Why reward developers? For building and maintaining apps for the platform. In other words, for strengthening the ecosystem.
If this sound familiar, it should: the bitcoin protocol also issues bitcoins to reward the maintainers of its ecosystem. Although the mechanism is different, the principle is similar.
Why does Kik want an ecosystem? The more one can do with a platform, the more people will use it.
To get a glimpse of the potential, we only need to look at Tencent’s WeChat, a Chinese messaging platform on which users can buy things online and offline, book trips, read the news and make doctor appointments. And a whole lot of other regular activities, including – whaddyaknow – send messages. Its 889m monthly users would make any potential competitor drool.
If that sounds familiar, it should. Last week Coinbase also hinted that its new Token platform was inspired by WeChat’s business model.
Compare this to Facebook’s model – it started out hoping that developers would build for its platform, but pivoted to the acquisition method of growth.
The development of Kin (to be built on ethereum) is likely to inspire other mobile services to think about how to incentivize their communities to take care of the ecosystem – and to increase “stickiness”. If you can both earn and spend on the app, without friction, users will stay longer.
And the generation and use of an app-specific currency will foster the development of microcosms of economic activity – with the impressive data harvesting potential that that implies. Given the massive sizes of the potential markets, the microcosms could soon become macrocosms.
And in the process, show the market that initial coin offerings (ICOs) are not just about circumventing venture capital.
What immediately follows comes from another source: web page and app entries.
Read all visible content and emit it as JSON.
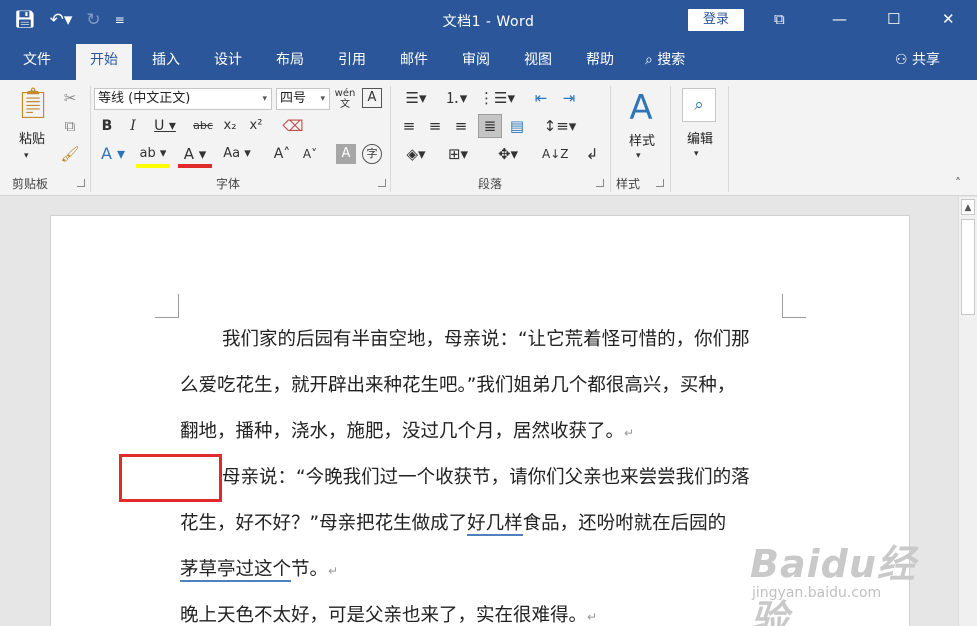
{
  "titlebar": {
    "title": "文档1 - Word",
    "login": "登录",
    "qat": {
      "save_icon": "save-icon",
      "undo_icon": "undo-icon",
      "redo_icon": "redo-icon",
      "customize_icon": "customize-icon"
    },
    "controls": {
      "ribbon_display": "⧉",
      "minimize": "—",
      "maximize": "☐",
      "close": "✕"
    }
  },
  "tabs": [
    "文件",
    "开始",
    "插入",
    "设计",
    "布局",
    "引用",
    "邮件",
    "审阅",
    "视图",
    "帮助"
  ],
  "active_tab": "开始",
  "search_label": "搜索",
  "share_label": "共享",
  "ribbon": {
    "clipboard": {
      "label": "剪贴板",
      "paste_label": "粘贴"
    },
    "font": {
      "label": "字体",
      "font_name": "等线 (中文正文)",
      "font_size": "四号",
      "pinyin_icon": "wén"
    },
    "paragraph": {
      "label": "段落"
    },
    "styles": {
      "label": "样式",
      "styles_label": "样式"
    },
    "editing": {
      "editing_label": "编辑"
    }
  },
  "document": {
    "lines": [
      "我们家的后园有半亩空地，母亲说：“让它荒着怪可惜的，你们那",
      "么爱吃花生，就开辟出来种花生吧。”我们姐弟几个都很高兴，买种，",
      "翻地，播种，浇水，施肥，没过几个月，居然收获了。",
      "母亲说：“今晚我们过一个收获节，请你们父亲也来尝尝我们的落",
      "花生，好不好？”母亲把花生做成了",
      "好几样",
      "食品，还吩咐就在后园的",
      "茅草亭过这个",
      "节。",
      "晚上天色不太好，可是父亲也来了，实在很难得。"
    ],
    "para_mark": "↵"
  },
  "watermark": {
    "brand": "Baidu经验",
    "url": "jingyan.baidu.com"
  },
  "colors": {
    "accent": "#2b579a",
    "highlight_box": "#e02b2b",
    "underline": "#4f81bd"
  }
}
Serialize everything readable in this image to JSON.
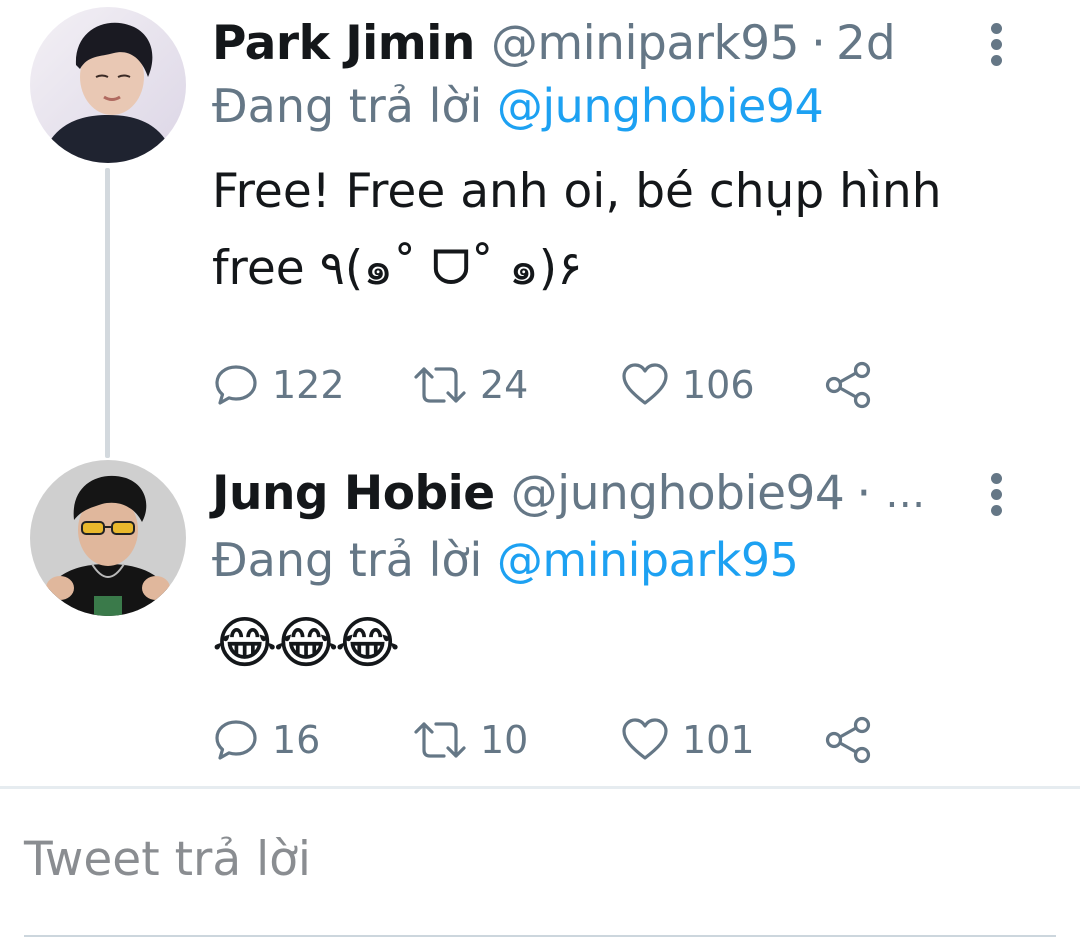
{
  "tweets": [
    {
      "author_name": "Park Jimin",
      "handle": "@minipark95",
      "separator": "·",
      "time": "2d",
      "replying_prefix": "Đang trả lời",
      "replying_to": "@junghobie94",
      "text": "Free! Free anh oi, bé chụp hình\nfree ٩(๑˚ ᗜ˚ ๑)۶",
      "replies": "122",
      "retweets": "24",
      "likes": "106"
    },
    {
      "author_name": "Jung Hobie",
      "handle": "@junghobie94",
      "separator": "·",
      "time_truncated": "…",
      "replying_prefix": "Đang trả lời",
      "replying_to": "@minipark95",
      "text": "😂😂😂",
      "replies": "16",
      "retweets": "10",
      "likes": "101"
    }
  ],
  "reply_box": {
    "placeholder": "Tweet trả lời"
  },
  "icons": {
    "reply": "speech-bubble-icon",
    "retweet": "retweet-icon",
    "like": "heart-icon",
    "share": "share-icon",
    "more": "vertical-dots-icon"
  },
  "colors": {
    "link": "#1da1f2",
    "secondary_text": "#657786",
    "primary_text": "#14171a",
    "thread_line": "#d3d9de",
    "divider": "#e6ecf0"
  }
}
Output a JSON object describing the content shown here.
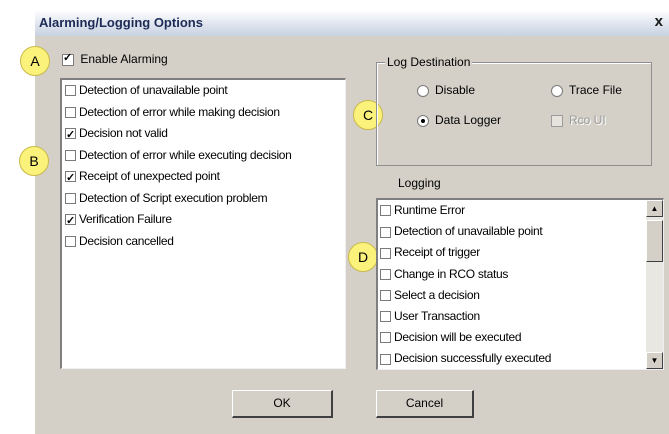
{
  "window": {
    "title": "Alarming/Logging Options",
    "close_glyph": "x"
  },
  "callouts": [
    "A",
    "B",
    "C",
    "D"
  ],
  "alarming": {
    "enable_label": "Enable Alarming",
    "enable_checked": true,
    "items": [
      {
        "label": "Detection of unavailable point",
        "checked": false
      },
      {
        "label": "Detection of error while making decision",
        "checked": false
      },
      {
        "label": "Decision not valid",
        "checked": true
      },
      {
        "label": "Detection of error while executing decision",
        "checked": false
      },
      {
        "label": "Receipt of unexpected point",
        "checked": true
      },
      {
        "label": "Detection of Script execution problem",
        "checked": false
      },
      {
        "label": "Verification Failure",
        "checked": true
      },
      {
        "label": "Decision cancelled",
        "checked": false
      }
    ]
  },
  "log_destination": {
    "group_label": "Log Destination",
    "disable_label": "Disable",
    "trace_file_label": "Trace File",
    "data_logger_label": "Data Logger",
    "rco_ui_label": "Rco UI",
    "selected": "Data Logger"
  },
  "logging": {
    "label": "Logging",
    "items": [
      {
        "label": "Runtime Error",
        "checked": false
      },
      {
        "label": "Detection of unavailable point",
        "checked": false
      },
      {
        "label": "Receipt of trigger",
        "checked": false
      },
      {
        "label": "Change in RCO status",
        "checked": false
      },
      {
        "label": "Select a decision",
        "checked": false
      },
      {
        "label": "User Transaction",
        "checked": false
      },
      {
        "label": "Decision will be executed",
        "checked": false
      },
      {
        "label": "Decision successfully executed",
        "checked": false
      }
    ]
  },
  "buttons": {
    "ok": "OK",
    "cancel": "Cancel"
  }
}
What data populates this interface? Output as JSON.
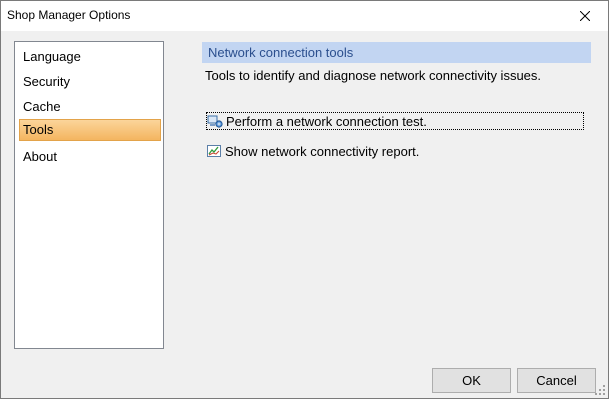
{
  "window": {
    "title": "Shop Manager Options",
    "close_icon": "close-icon"
  },
  "sidebar": {
    "items": [
      {
        "label": "Language",
        "selected": false
      },
      {
        "label": "Security",
        "selected": false
      },
      {
        "label": "Cache",
        "selected": false
      },
      {
        "label": "Tools",
        "selected": true
      },
      {
        "label": "About",
        "selected": false
      }
    ]
  },
  "content": {
    "header": "Network connection tools",
    "description": "Tools to identify and diagnose network connectivity issues.",
    "actions": [
      {
        "label": "Perform a network connection test.",
        "icon": "network-test-icon"
      },
      {
        "label": "Show network connectivity report.",
        "icon": "report-chart-icon"
      }
    ]
  },
  "buttons": {
    "ok": "OK",
    "cancel": "Cancel"
  },
  "colors": {
    "selection": "#f4b560",
    "header_bg": "#c2d5f2",
    "header_text": "#2b4f8e"
  }
}
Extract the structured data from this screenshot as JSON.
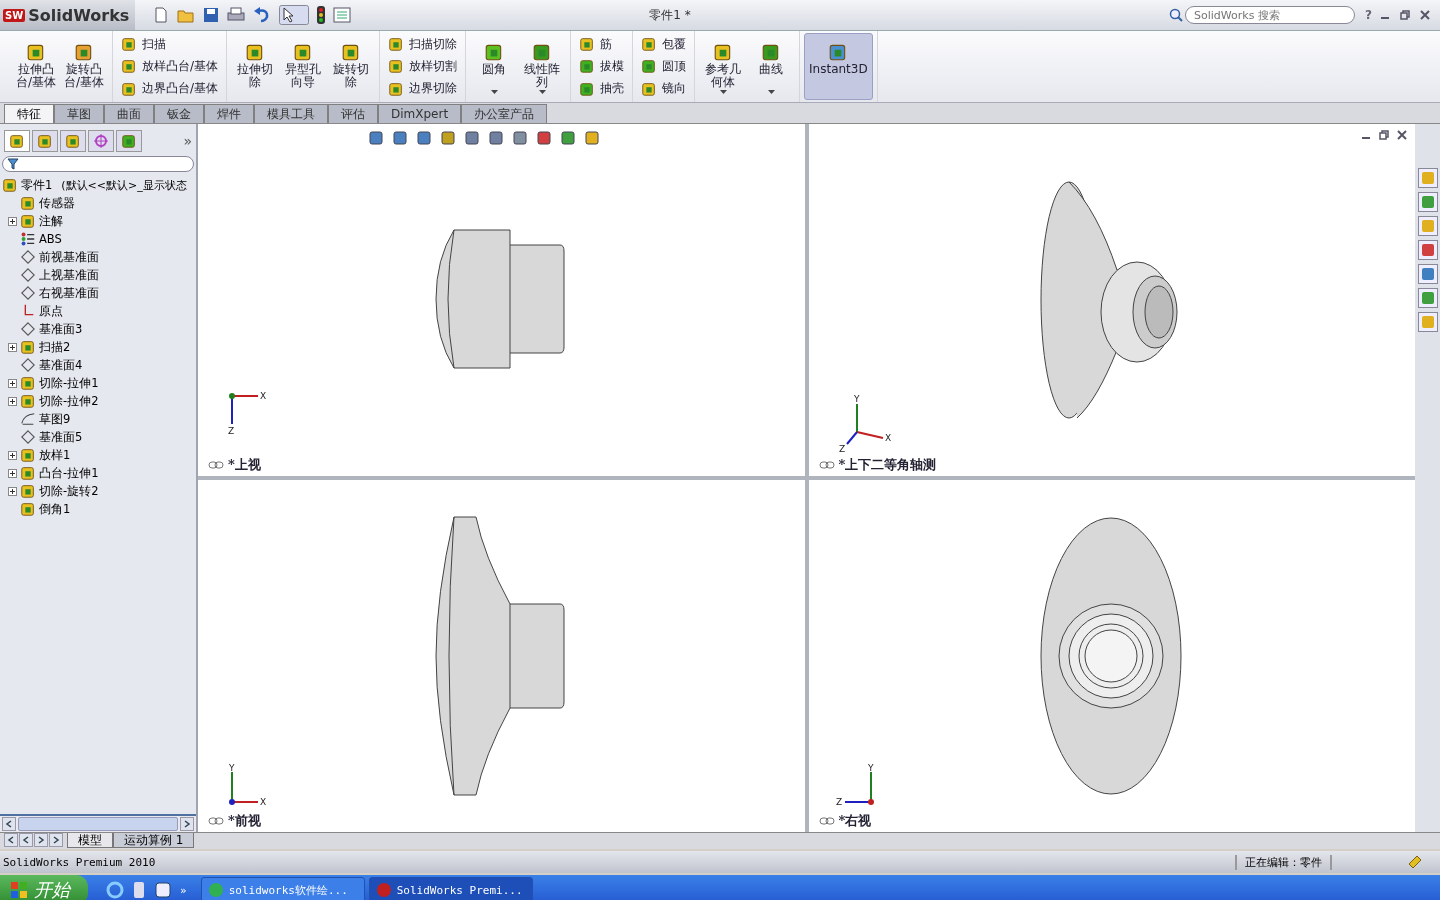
{
  "title_bar": {
    "logo": "SolidWorks",
    "logo_badge": "SW",
    "document_title": "零件1 *",
    "search": {
      "placeholder": "SolidWorks 搜索"
    },
    "help": "?"
  },
  "ribbon": {
    "groups": [
      {
        "kind": "large",
        "items": [
          {
            "label": "拉伸凸台/基体",
            "on": false,
            "dropdown": false
          },
          {
            "label": "旋转凸台/基体",
            "on": false,
            "dropdown": false
          }
        ]
      },
      {
        "kind": "stack",
        "items": [
          {
            "label": "扫描"
          },
          {
            "label": "放样凸台/基体"
          },
          {
            "label": "边界凸台/基体"
          }
        ]
      },
      {
        "kind": "large",
        "items": [
          {
            "label": "拉伸切除",
            "on": false,
            "dropdown": false
          },
          {
            "label": "异型孔向导",
            "on": false,
            "dropdown": false
          },
          {
            "label": "旋转切除",
            "on": false,
            "dropdown": false
          }
        ]
      },
      {
        "kind": "stack",
        "items": [
          {
            "label": "扫描切除"
          },
          {
            "label": "放样切割"
          },
          {
            "label": "边界切除"
          }
        ]
      },
      {
        "kind": "large",
        "items": [
          {
            "label": "圆角",
            "on": false,
            "dropdown": true
          },
          {
            "label": "线性阵列",
            "on": false,
            "dropdown": true
          }
        ]
      },
      {
        "kind": "stack",
        "items": [
          {
            "label": "筋"
          },
          {
            "label": "拔模"
          },
          {
            "label": "抽壳"
          }
        ]
      },
      {
        "kind": "stack",
        "items": [
          {
            "label": "包覆"
          },
          {
            "label": "圆顶"
          },
          {
            "label": "镜向"
          }
        ]
      },
      {
        "kind": "large",
        "items": [
          {
            "label": "参考几何体",
            "on": false,
            "dropdown": true
          },
          {
            "label": "曲线",
            "on": false,
            "dropdown": true
          }
        ]
      },
      {
        "kind": "large",
        "items": [
          {
            "label": "Instant3D",
            "on": true,
            "dropdown": false
          }
        ]
      }
    ]
  },
  "command_tabs": [
    {
      "label": "特征",
      "selected": true
    },
    {
      "label": "草图",
      "selected": false
    },
    {
      "label": "曲面",
      "selected": false
    },
    {
      "label": "钣金",
      "selected": false
    },
    {
      "label": "焊件",
      "selected": false
    },
    {
      "label": "模具工具",
      "selected": false
    },
    {
      "label": "评估",
      "selected": false
    },
    {
      "label": "DimXpert",
      "selected": false
    },
    {
      "label": "办公室产品",
      "selected": false
    }
  ],
  "feature_manager": {
    "more": "»",
    "tree": {
      "label": "零件1",
      "description": "(默认<<默认>_显示状态",
      "children": [
        {
          "label": "传感器",
          "expandable": false
        },
        {
          "label": "注解",
          "expandable": true
        },
        {
          "label": "ABS",
          "expandable": false
        },
        {
          "label": "前视基准面",
          "expandable": false
        },
        {
          "label": "上视基准面",
          "expandable": false
        },
        {
          "label": "右视基准面",
          "expandable": false
        },
        {
          "label": "原点",
          "expandable": false
        },
        {
          "label": "基准面3",
          "expandable": false
        },
        {
          "label": "扫描2",
          "expandable": true
        },
        {
          "label": "基准面4",
          "expandable": false
        },
        {
          "label": "切除-拉伸1",
          "expandable": true
        },
        {
          "label": "切除-拉伸2",
          "expandable": true
        },
        {
          "label": "草图9",
          "expandable": false
        },
        {
          "label": "基准面5",
          "expandable": false
        },
        {
          "label": "放样1",
          "expandable": true
        },
        {
          "label": "凸台-拉伸1",
          "expandable": true
        },
        {
          "label": "切除-旋转2",
          "expandable": true
        },
        {
          "label": "倒角1",
          "expandable": false
        }
      ]
    }
  },
  "viewports": [
    {
      "kind": "top",
      "label": "*上视",
      "axes": [
        "X",
        "Z"
      ]
    },
    {
      "kind": "iso",
      "label": "*上下二等角轴测",
      "axes": [
        "Y",
        "X",
        "Z"
      ]
    },
    {
      "kind": "front",
      "label": "*前视",
      "axes": [
        "Y",
        "X"
      ]
    },
    {
      "kind": "right",
      "label": "*右视",
      "axes": [
        "Y",
        "Z"
      ]
    }
  ],
  "bottom_tabs": [
    {
      "label": "模型",
      "selected": true
    },
    {
      "label": "运动算例 1",
      "selected": false
    }
  ],
  "status_bar": {
    "product": "SolidWorks Premium 2010",
    "editing": "正在编辑：零件"
  },
  "taskbar": {
    "start": "开始",
    "more": "»",
    "tasks": [
      {
        "label": "solidworks软件绘...",
        "selected": false
      },
      {
        "label": "SolidWorks Premi...",
        "selected": true
      }
    ]
  }
}
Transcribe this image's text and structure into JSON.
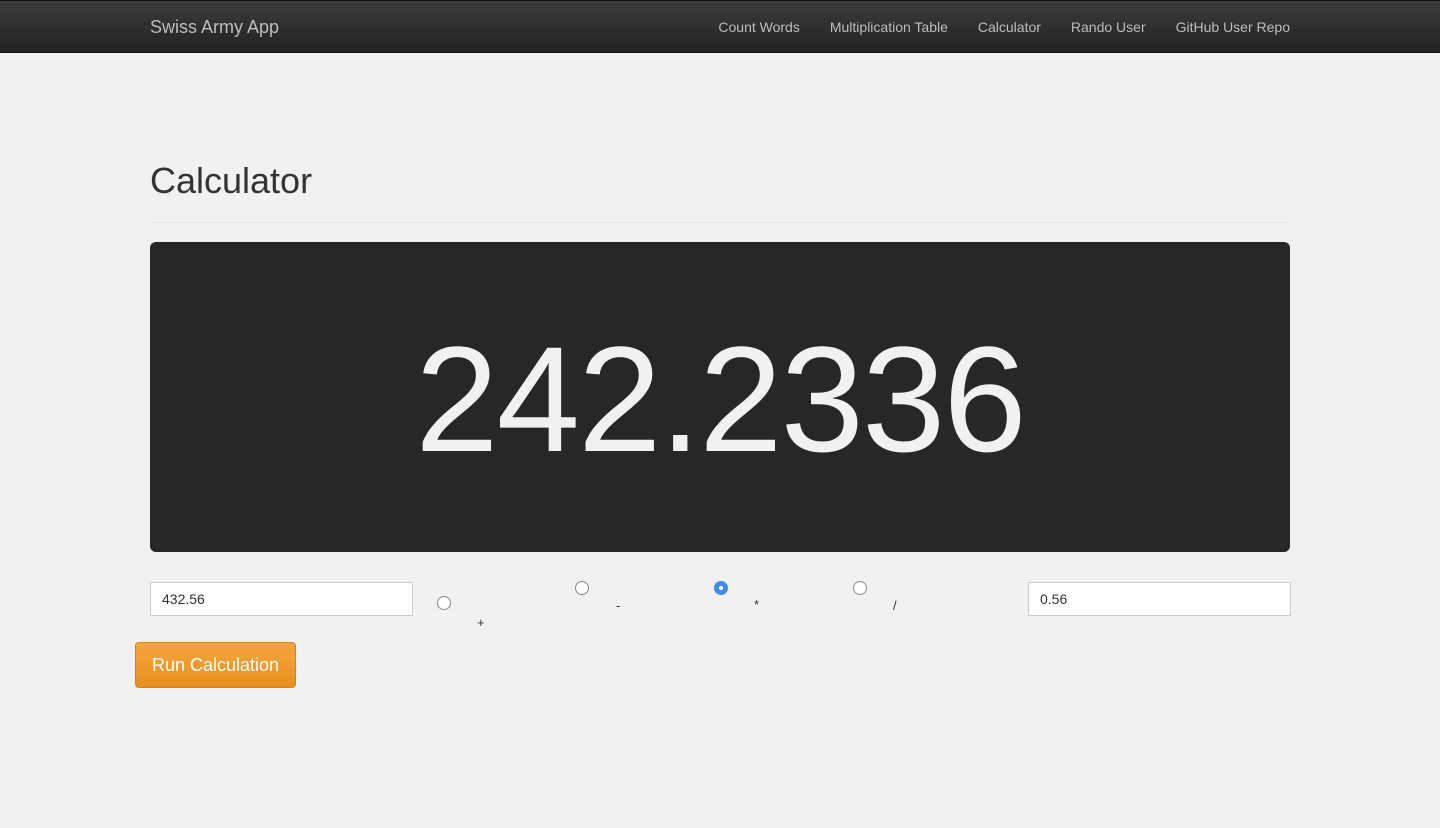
{
  "navbar": {
    "brand": "Swiss Army App",
    "links": [
      "Count Words",
      "Multiplication Table",
      "Calculator",
      "Rando User",
      "GitHub User Repo"
    ]
  },
  "page": {
    "title": "Calculator"
  },
  "display": {
    "result": "242.2336"
  },
  "inputs": {
    "first_value": "432.56",
    "second_value": "0.56"
  },
  "operations": [
    {
      "symbol": "+",
      "checked": false
    },
    {
      "symbol": "-",
      "checked": false
    },
    {
      "symbol": "*",
      "checked": true
    },
    {
      "symbol": "/",
      "checked": false
    }
  ],
  "run_button": {
    "label": "Run Calculation"
  },
  "colors": {
    "accent": "#3b8de6",
    "button": "#f0a030",
    "display_bg": "#272727"
  }
}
Kik plans to issue Kins through an ICO (selling 10% of the total coinage) within the next few months, despite having raised over $120m to date. The most recent raise gave it a valuation of over $1bn status. This would make Kik the most well-funded company to raise an ICO, as well as the most-used service.
The fact that WeChat’s owner Tencent is a major stakeholder in Kin just adds to the intrigue.
So, who’s next? Facebook, with its sprawling ecosystem and obvious desire to emulate WeChat, is an obvious candidate. In terms of size, its 1.9bn monthly users dwarfs that of WeChat. But WeChat’s users spend an average of 4 hours a day on the app (vs an average of 1 hour for Facebook).
Could it be that the metrics are shifting more to engagement than size?